They panicked. Within 24 hours, while the enemy was closing in, the collegium was disbanded in total confusion. Rumours about the enemy killing religious people, especially members of the societas Jesu (Ger., Eng.) made the round and fired the state of bewilderment. Athanasius KIRCHER (1602-1680) (Ger., Eng.) was swept away in the chaos and had to leave behind all his writings. He fled first to Mainz, later to Speyer. Finally his superiors decided to sent him to Lyon, later Avignon, where he taught as professor for mathematics, ethics (Moralphilosophie), and Hebraic and Syriac language, as he had done in Würzburg.

* Selbstbiographie des P. Athanasius Kircher aus der Gesellschaft Jesu. Aus dem Lateinischen übersetzt durch Dr. Nikolaus Seng, Fulda 1901, S. 28 ff.



Field Work VI
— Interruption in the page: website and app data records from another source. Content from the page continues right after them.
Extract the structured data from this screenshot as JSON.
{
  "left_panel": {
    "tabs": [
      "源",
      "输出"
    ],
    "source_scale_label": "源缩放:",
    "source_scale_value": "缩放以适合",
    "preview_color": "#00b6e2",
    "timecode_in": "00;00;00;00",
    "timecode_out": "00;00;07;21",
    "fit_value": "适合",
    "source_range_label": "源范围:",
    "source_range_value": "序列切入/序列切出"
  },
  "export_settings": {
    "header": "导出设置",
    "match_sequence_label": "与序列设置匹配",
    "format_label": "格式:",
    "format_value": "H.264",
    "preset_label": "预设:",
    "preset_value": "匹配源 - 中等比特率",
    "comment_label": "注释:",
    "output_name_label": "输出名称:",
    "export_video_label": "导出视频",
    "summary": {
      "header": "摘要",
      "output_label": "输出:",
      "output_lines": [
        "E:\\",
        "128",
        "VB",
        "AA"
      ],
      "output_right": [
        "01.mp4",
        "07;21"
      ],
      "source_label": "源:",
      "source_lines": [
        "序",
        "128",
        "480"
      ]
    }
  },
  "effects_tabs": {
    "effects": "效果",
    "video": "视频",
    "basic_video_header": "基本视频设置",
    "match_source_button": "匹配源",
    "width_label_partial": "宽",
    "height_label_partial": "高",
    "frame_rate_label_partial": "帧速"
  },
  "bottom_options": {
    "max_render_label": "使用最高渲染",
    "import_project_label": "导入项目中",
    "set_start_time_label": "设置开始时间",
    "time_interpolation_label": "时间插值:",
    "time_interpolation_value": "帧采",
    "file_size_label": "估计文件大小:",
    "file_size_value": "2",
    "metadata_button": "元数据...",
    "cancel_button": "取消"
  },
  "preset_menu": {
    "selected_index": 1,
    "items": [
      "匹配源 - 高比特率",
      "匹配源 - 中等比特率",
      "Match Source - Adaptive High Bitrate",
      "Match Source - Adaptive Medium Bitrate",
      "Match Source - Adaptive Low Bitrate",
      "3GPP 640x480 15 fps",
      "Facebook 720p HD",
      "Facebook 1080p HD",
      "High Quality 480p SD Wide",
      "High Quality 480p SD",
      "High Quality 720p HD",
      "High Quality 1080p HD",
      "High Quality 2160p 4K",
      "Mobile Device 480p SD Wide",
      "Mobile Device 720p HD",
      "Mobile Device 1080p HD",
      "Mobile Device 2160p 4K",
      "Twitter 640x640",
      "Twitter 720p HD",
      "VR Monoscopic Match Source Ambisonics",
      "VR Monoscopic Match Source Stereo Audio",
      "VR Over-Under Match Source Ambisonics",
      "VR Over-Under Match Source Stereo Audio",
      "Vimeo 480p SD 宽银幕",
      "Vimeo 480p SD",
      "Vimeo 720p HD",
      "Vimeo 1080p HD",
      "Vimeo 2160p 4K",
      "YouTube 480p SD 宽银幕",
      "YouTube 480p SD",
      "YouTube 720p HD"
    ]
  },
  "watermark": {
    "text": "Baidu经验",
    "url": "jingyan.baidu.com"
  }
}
The days before today were cold but dry. The days after today shall see warm temperatures – a very optimistic forecast spoke about + 10°C on Saturday. Today the freezing rain in the damndarkmorning (invented by Savannah) became finally snow on midday when I drove back from Middlefrangn. It must be some kind of meteorological magick.
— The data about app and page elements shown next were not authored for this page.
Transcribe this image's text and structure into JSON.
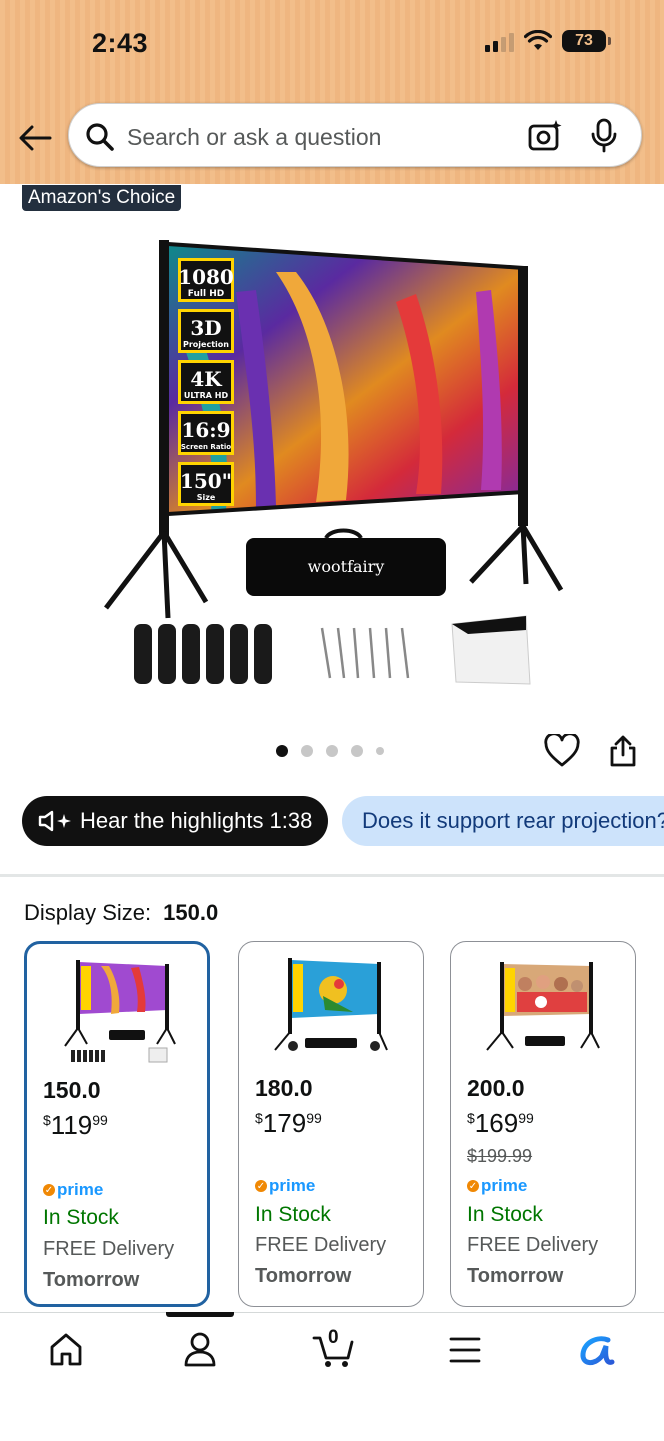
{
  "status_bar": {
    "time": "2:43",
    "battery": "73"
  },
  "search": {
    "placeholder": "Search or ask a question"
  },
  "product": {
    "badge": "Amazon's Choice",
    "image_brand": "wootfairy",
    "image_specs": [
      {
        "big": "1080",
        "small": "Full HD"
      },
      {
        "big": "3D",
        "small": "Projection"
      },
      {
        "big": "4K",
        "small": "ULTRA HD"
      },
      {
        "big": "16:9",
        "small": "Screen Ratio"
      },
      {
        "big": "150\"",
        "small": "Size"
      }
    ],
    "image_count": 5,
    "active_image": 1
  },
  "chips": {
    "hear_highlights": "Hear the highlights 1:38",
    "question": "Does it support rear projection?"
  },
  "display_size": {
    "label": "Display Size:",
    "value": "150.0"
  },
  "options": [
    {
      "size": "150.0",
      "price_symbol": "$",
      "price_whole": "119",
      "price_fraction": "99",
      "was": "",
      "prime": "prime",
      "stock": "In Stock",
      "delivery": "FREE Delivery",
      "when": "Tomorrow",
      "selected": true
    },
    {
      "size": "180.0",
      "price_symbol": "$",
      "price_whole": "179",
      "price_fraction": "99",
      "was": "",
      "prime": "prime",
      "stock": "In Stock",
      "delivery": "FREE Delivery",
      "when": "Tomorrow",
      "selected": false
    },
    {
      "size": "200.0",
      "price_symbol": "$",
      "price_whole": "169",
      "price_fraction": "99",
      "was": "$199.99",
      "prime": "prime",
      "stock": "In Stock",
      "delivery": "FREE Delivery",
      "when": "Tomorrow",
      "selected": false
    }
  ],
  "bottom_nav": {
    "cart_count": "0",
    "items": [
      "home-icon",
      "account-icon",
      "cart-icon",
      "menu-icon",
      "rufus-icon"
    ]
  },
  "colors": {
    "header": "#f2be8a",
    "selected_border": "#2162a1",
    "in_stock": "#007600",
    "prime": "#1a98ff"
  }
}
I think it was my last trip into the small village in the woods. I read the final books from 1700 to the beginning – the first still existing notes were taken and dated 1562, some births. The oldest book is a remarkable collection of surviving remnants of the 16th and 17th century papers. For some years no different registers were kept, but everything, that occurred, was written down in simple historical order: birth, marriage, death, as it comes. From the 1630s to the middle of the 1650s no papers survived. Sometimes in the end or last third of the 17th century the surviving pieces were bound together and what today is called “volume one” was created, unmindful of the inner order – at least the people, who did this, did not simply cut the leaves into one shape, but allowed smaller and larger quires and different formats. One younger book from the 18th century for example was re-bound and the bookbinder simply cut off what did not fit into his format. Maybe he had some old boards he re-used. I promise, that there will be photographs, not today.
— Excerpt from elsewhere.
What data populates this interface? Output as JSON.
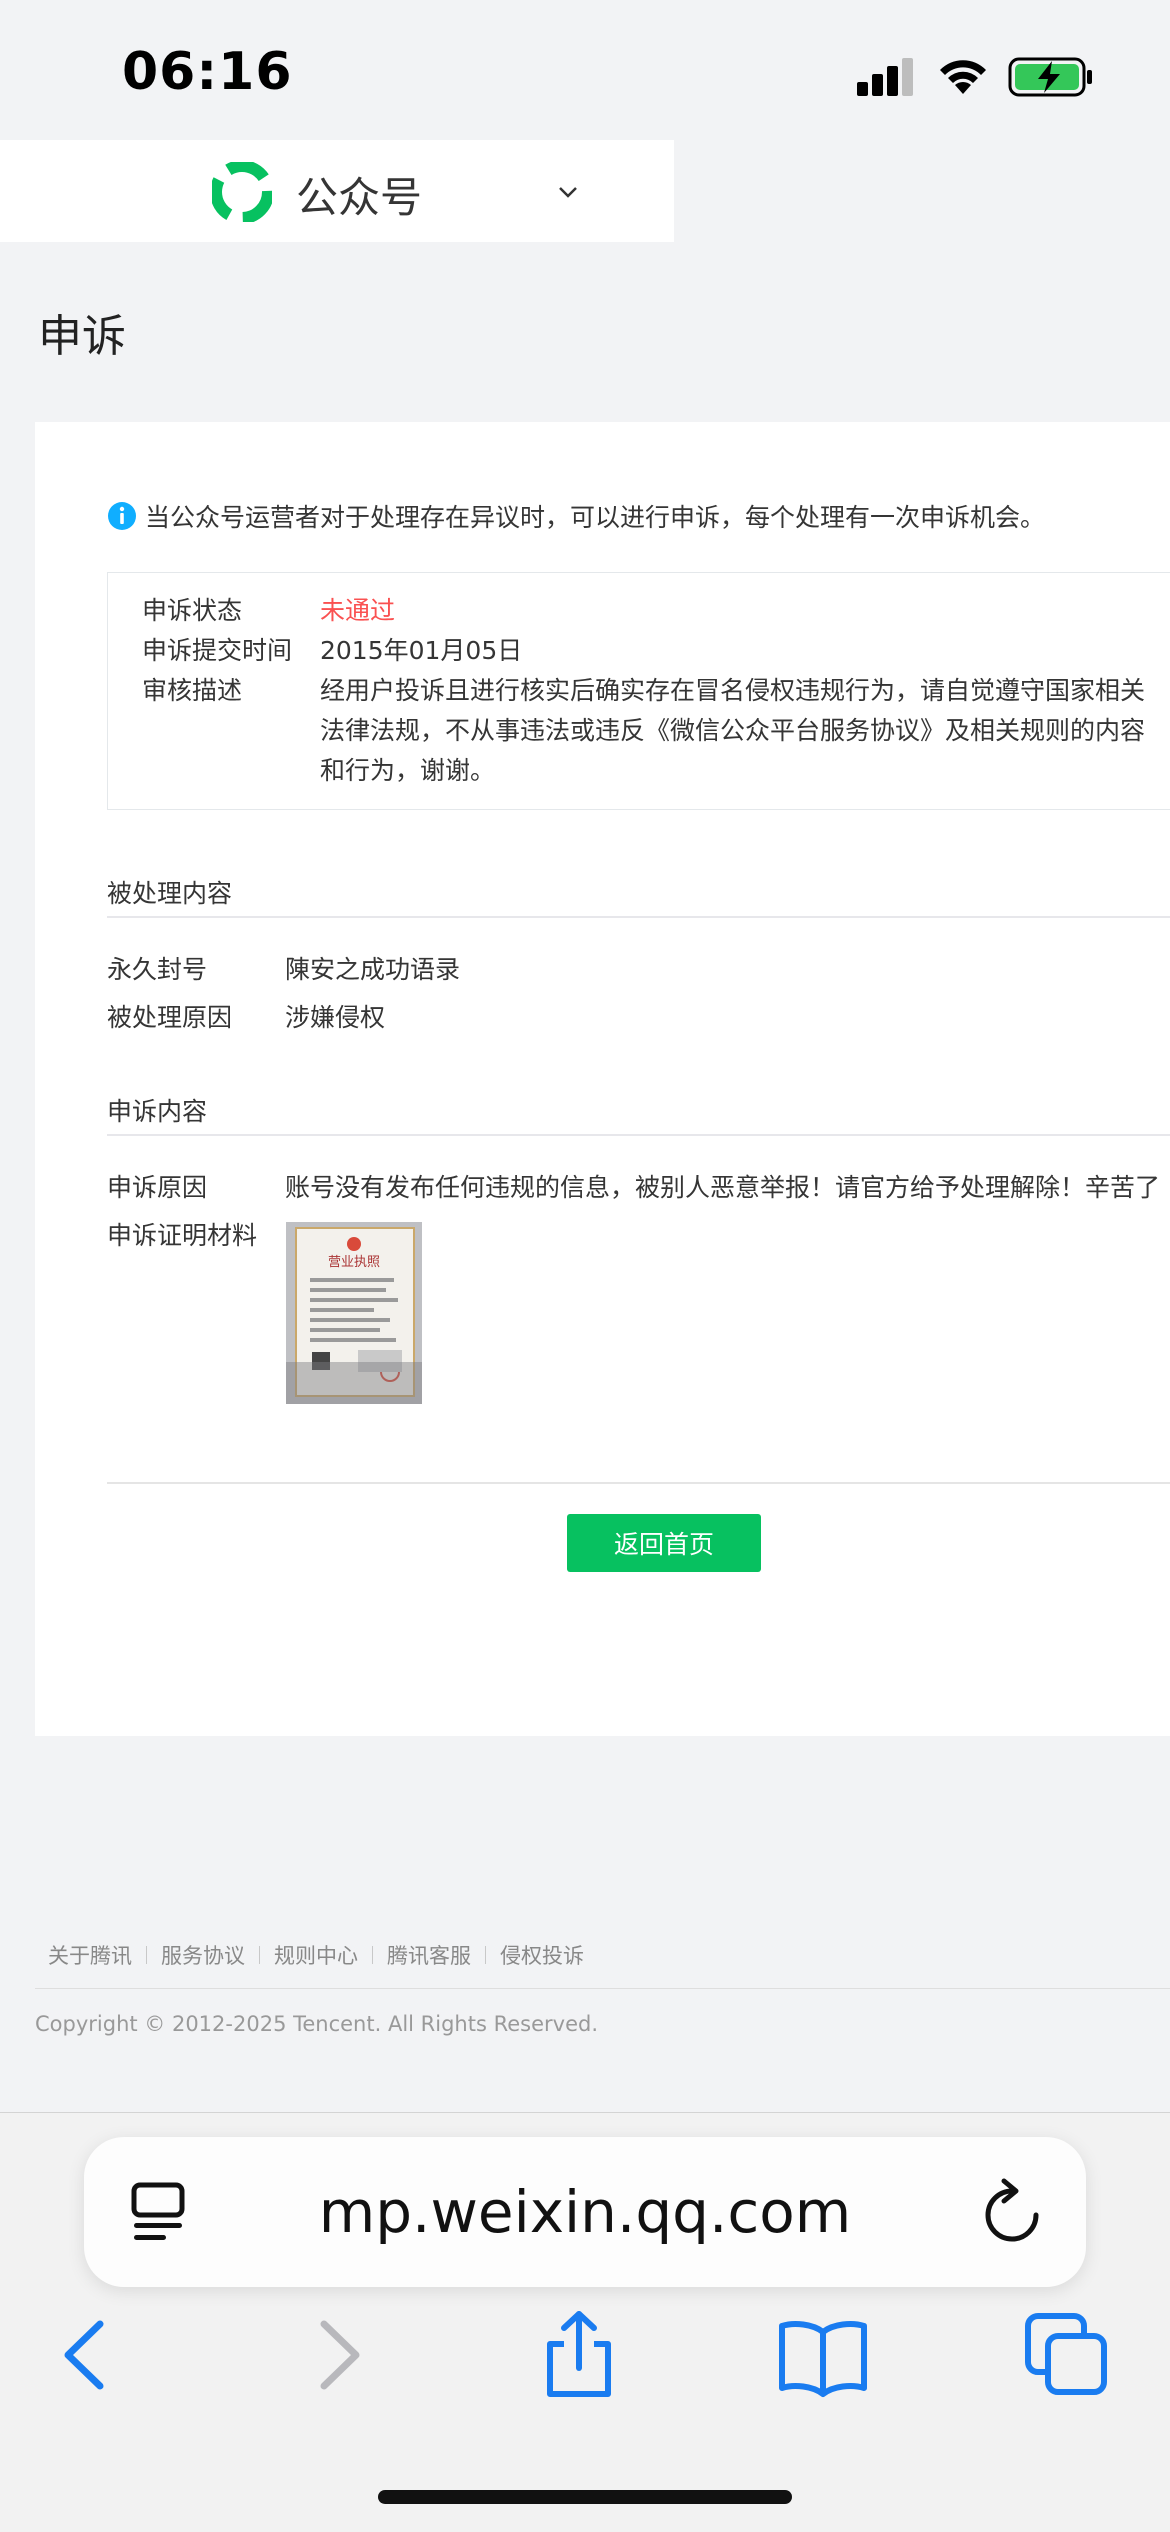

I found another generation of my customers family. They married 1698 and had some children – very important is that the last direct forefather of my customer is a son of this couple. At the marriage entry I read, that the late father of the groom was born in a totally different village and  “württembergischer Unterthan”.  The couple married (her second marriage, she’s a widow) a bit later in live I assume, I’d think they are in their thirties and such possibly born around 1665.
So I guess the groom’s father  surely was born before 1648. I found no death entry of him – and no birth of his son. I read that the württembergian village was totally destroyed and the population killed by Imperial troops sometimes in the late 1630s – if  I remember correctly. I’ll have to piece it all together tomorrow, but wonder  … hope I can bridge some gaps. The family name is mentioned earlier,  for the first time in the year 1621: A girl is born to a couple bearing my customer’s family name. This entry stands totally isolated. There is not necessarily a connection to the line I have drawn now up to 1698. Anyway, what I know and can proof is the fact, that the earliest known forefather of my customer comes from Württemberg, from a certain village known by name with a distinctive history.